Lisbon is the capital and largest city of Portugal. It is one of the oldest cities in the world, outdating other modern European capitals such as London, Paris and Rome by hundreds of years. Julius Caesar made it a municipium called Felicitas Julia. Ruled by a series of Germanic tribes from the fifth century, it was captured by the Moors in the eighth century. In 1147, the Crusaders under Alfonso Henriques reconquered the city for the Christians. It lies in the western Iberian Peninsula on the Atlantic Ocean and the River Tagus.
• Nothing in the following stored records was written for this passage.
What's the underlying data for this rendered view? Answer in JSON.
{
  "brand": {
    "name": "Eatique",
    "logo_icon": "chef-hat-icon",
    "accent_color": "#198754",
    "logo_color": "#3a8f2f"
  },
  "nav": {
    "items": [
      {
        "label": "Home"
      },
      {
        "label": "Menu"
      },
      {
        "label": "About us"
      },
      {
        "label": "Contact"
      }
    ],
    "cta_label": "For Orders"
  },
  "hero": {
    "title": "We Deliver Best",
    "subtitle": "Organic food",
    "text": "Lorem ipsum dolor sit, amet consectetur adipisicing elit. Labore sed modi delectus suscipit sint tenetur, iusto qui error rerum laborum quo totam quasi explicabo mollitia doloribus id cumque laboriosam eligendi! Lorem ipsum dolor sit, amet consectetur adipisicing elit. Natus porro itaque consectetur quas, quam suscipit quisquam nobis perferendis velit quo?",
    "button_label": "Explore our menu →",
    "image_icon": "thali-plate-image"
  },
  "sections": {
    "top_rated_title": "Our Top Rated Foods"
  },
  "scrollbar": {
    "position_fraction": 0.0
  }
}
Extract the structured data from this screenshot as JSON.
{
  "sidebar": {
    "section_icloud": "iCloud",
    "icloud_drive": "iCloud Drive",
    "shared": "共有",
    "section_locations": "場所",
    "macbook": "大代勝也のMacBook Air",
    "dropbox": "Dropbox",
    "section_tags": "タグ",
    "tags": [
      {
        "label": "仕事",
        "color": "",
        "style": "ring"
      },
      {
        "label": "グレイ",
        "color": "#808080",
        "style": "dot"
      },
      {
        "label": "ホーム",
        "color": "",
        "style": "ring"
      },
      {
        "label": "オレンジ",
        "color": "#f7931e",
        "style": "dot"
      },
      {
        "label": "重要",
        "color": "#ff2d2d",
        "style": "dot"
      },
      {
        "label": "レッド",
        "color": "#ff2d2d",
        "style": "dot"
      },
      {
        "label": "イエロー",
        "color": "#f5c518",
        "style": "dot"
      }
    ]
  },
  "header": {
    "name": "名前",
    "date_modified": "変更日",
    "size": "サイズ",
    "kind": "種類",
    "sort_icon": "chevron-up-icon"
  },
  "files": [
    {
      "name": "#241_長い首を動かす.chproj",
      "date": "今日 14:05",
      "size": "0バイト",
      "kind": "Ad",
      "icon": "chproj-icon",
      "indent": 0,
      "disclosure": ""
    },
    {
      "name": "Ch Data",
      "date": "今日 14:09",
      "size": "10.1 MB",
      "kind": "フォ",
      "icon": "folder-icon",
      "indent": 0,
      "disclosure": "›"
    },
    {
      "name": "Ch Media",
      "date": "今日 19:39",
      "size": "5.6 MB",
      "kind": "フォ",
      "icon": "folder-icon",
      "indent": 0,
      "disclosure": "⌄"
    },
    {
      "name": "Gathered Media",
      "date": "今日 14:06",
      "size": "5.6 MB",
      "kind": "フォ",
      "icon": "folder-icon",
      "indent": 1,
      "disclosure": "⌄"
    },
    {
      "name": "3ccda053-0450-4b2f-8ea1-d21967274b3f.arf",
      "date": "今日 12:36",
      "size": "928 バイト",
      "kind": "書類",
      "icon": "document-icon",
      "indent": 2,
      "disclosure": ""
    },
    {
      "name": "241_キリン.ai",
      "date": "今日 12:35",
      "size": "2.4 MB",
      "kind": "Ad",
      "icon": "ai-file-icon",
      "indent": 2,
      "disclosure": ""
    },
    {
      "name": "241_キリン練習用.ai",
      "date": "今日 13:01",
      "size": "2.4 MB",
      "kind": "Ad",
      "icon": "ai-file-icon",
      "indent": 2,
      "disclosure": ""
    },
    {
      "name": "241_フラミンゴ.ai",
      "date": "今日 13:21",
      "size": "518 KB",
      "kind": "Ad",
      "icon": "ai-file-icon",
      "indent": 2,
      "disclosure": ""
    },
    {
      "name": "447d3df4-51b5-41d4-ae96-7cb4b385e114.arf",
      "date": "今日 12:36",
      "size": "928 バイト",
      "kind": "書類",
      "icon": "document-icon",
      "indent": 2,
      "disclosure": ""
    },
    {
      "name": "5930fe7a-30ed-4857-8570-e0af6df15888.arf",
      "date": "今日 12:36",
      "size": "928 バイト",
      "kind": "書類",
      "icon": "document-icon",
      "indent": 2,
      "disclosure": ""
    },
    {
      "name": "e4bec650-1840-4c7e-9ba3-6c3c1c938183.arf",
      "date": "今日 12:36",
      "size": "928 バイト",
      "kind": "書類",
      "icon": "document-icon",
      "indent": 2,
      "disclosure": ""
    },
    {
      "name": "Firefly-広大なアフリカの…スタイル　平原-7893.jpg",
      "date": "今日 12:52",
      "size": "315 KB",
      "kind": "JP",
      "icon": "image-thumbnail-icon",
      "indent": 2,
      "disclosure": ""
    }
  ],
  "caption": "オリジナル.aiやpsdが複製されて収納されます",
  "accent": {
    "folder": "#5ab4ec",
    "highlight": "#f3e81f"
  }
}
Lisbon is the commercial and financial centre of Portugal as well as being recognised for its cultural, artistic and touristic importance. In 1994, Lisbon was the European Capital of Culture and in 1998 organised an Expo ‘98 (1998 Lisbon World Exposition). Lisbon enjoys a Mediterranean climate with warm winters with average temperatures 15 °C during the day. The typical summer’s season lasts about six months, from May to October.
You can visit Lisbon from the Algarve easily by train, bus or car. If you catch a train to Orient station, you arrive at the Expo site, which has an Oceanarium, a science museum, a theatre and concert hall. There are hundreds of churches, museums and galleries to choose from as well as shops and restaurants. A good way to see the old city is to take a tram ride through the old cobbled street. Beware of pick-pockets.